[Opening EXTRACTED RECORDS section]

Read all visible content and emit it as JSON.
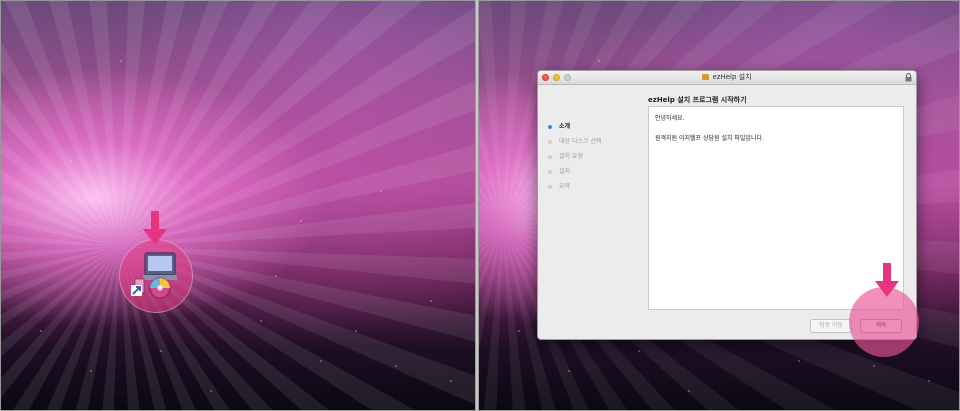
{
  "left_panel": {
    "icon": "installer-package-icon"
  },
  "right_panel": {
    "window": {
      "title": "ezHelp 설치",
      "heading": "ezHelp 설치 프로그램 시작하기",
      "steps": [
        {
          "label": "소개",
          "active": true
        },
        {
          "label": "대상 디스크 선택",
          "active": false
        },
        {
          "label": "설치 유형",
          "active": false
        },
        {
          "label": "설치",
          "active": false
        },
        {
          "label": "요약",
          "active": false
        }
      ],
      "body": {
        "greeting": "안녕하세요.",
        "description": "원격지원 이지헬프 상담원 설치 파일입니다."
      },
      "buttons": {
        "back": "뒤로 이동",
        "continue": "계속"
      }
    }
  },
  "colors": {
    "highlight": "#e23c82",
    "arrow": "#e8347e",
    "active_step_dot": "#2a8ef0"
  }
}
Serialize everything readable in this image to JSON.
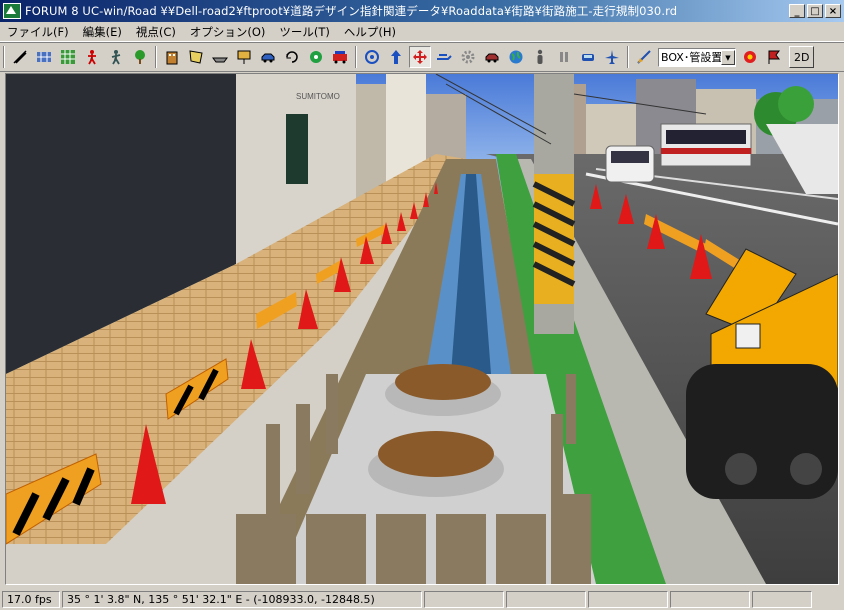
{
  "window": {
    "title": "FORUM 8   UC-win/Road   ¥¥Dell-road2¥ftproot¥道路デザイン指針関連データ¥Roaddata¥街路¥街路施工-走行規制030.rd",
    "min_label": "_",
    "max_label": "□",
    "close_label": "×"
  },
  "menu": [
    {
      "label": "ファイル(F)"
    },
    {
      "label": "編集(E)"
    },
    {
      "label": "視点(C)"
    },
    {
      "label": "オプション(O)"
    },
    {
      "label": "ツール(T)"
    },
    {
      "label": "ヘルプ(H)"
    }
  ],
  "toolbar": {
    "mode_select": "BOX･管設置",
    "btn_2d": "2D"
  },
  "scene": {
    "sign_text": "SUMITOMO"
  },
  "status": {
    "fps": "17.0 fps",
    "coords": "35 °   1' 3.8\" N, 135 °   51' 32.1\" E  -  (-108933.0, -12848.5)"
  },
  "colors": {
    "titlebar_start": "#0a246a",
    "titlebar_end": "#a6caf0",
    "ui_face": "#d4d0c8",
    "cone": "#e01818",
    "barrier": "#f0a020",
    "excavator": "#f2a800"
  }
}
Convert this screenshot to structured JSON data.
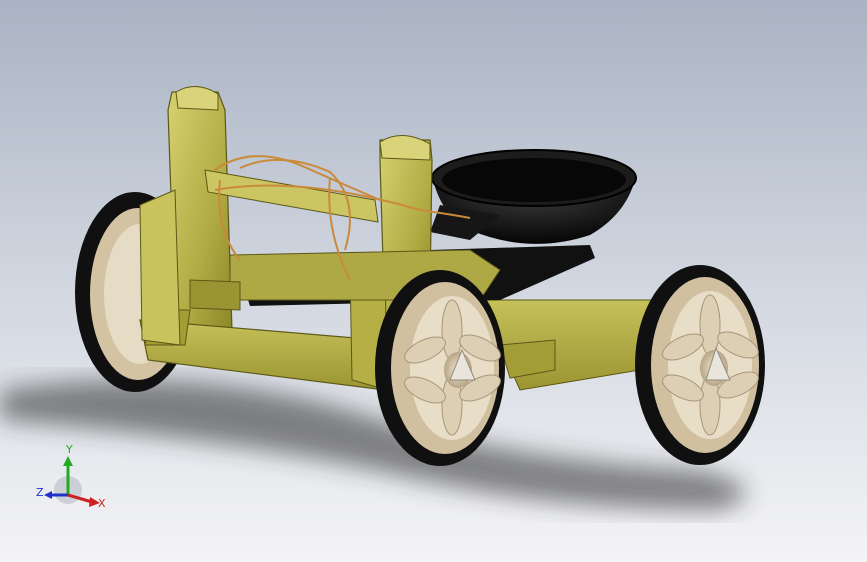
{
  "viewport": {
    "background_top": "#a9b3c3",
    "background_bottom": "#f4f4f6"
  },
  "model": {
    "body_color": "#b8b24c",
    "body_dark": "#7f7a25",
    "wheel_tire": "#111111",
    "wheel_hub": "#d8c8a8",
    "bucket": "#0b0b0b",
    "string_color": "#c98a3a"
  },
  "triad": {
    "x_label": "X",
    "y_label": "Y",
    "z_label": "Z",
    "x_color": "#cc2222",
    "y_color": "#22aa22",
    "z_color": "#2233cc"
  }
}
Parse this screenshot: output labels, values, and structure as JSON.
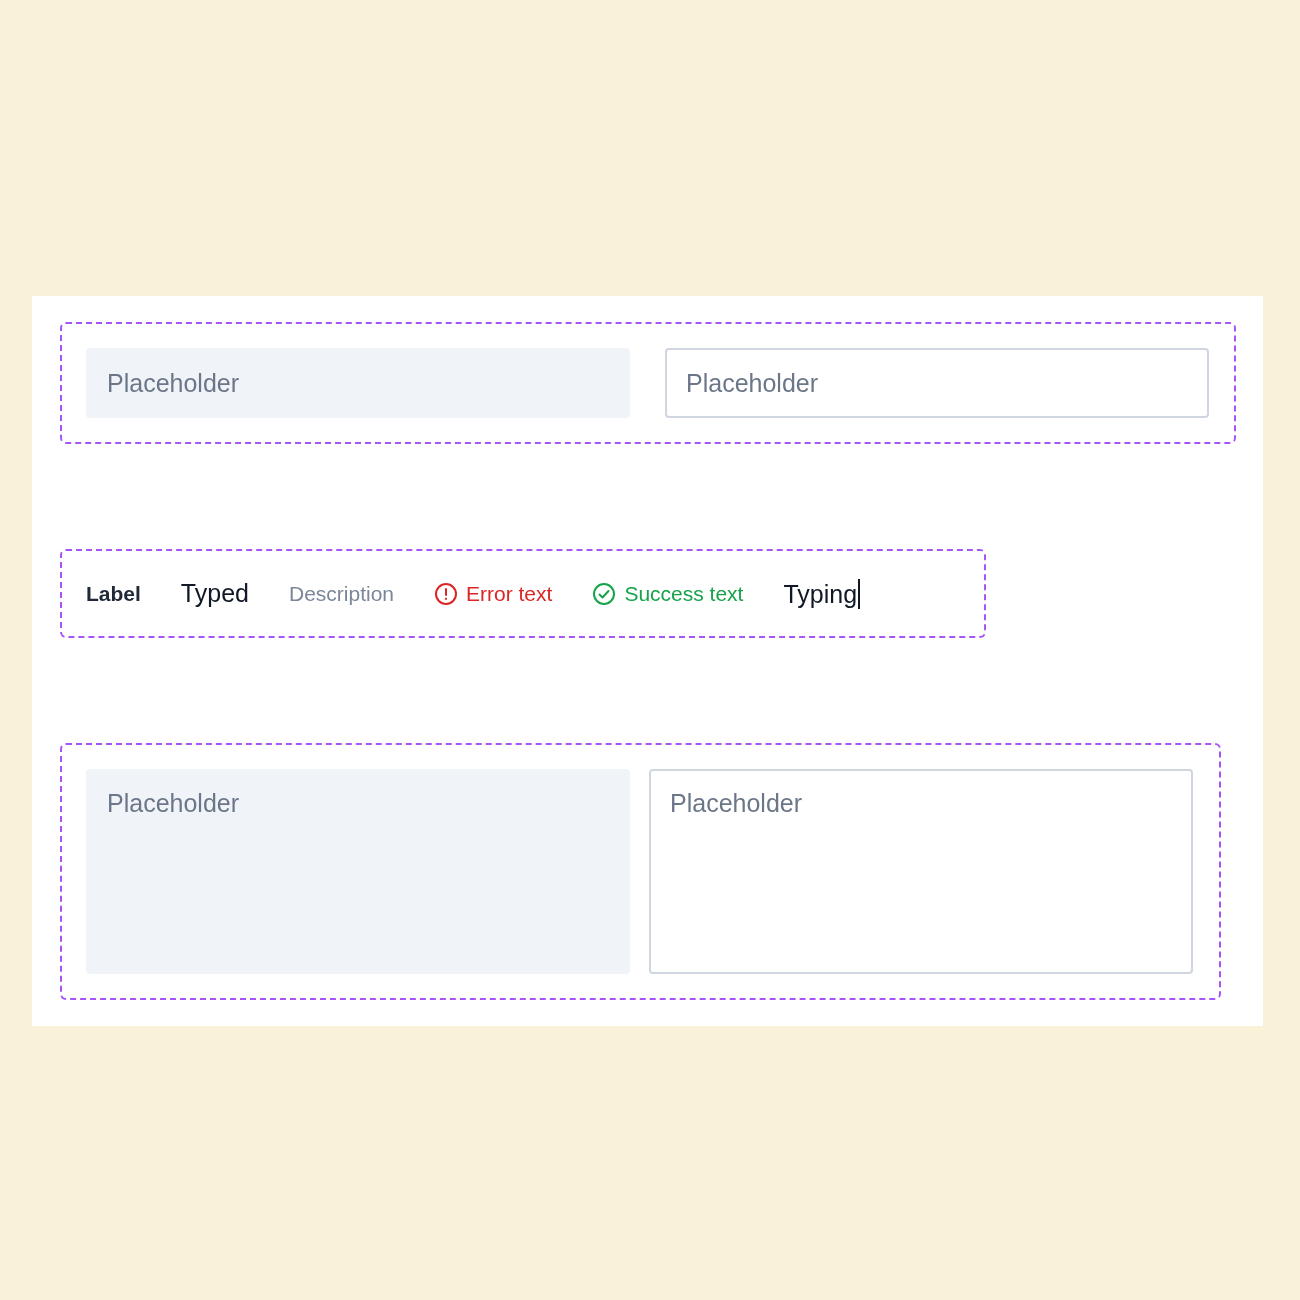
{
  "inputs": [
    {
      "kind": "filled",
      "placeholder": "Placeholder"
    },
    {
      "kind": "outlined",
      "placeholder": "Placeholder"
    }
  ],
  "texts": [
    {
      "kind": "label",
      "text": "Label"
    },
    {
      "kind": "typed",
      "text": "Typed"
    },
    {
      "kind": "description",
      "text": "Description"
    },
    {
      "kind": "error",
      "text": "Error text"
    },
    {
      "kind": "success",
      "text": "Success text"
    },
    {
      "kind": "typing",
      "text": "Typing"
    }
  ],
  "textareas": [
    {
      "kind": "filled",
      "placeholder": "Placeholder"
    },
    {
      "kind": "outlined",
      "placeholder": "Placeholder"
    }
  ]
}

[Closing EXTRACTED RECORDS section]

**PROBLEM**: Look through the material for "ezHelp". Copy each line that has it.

**ANSWER FOR THE TASK**:
      "title": "ezHelp 설치",
      "heading": "ezHelp 설치 프로그램 시작하기",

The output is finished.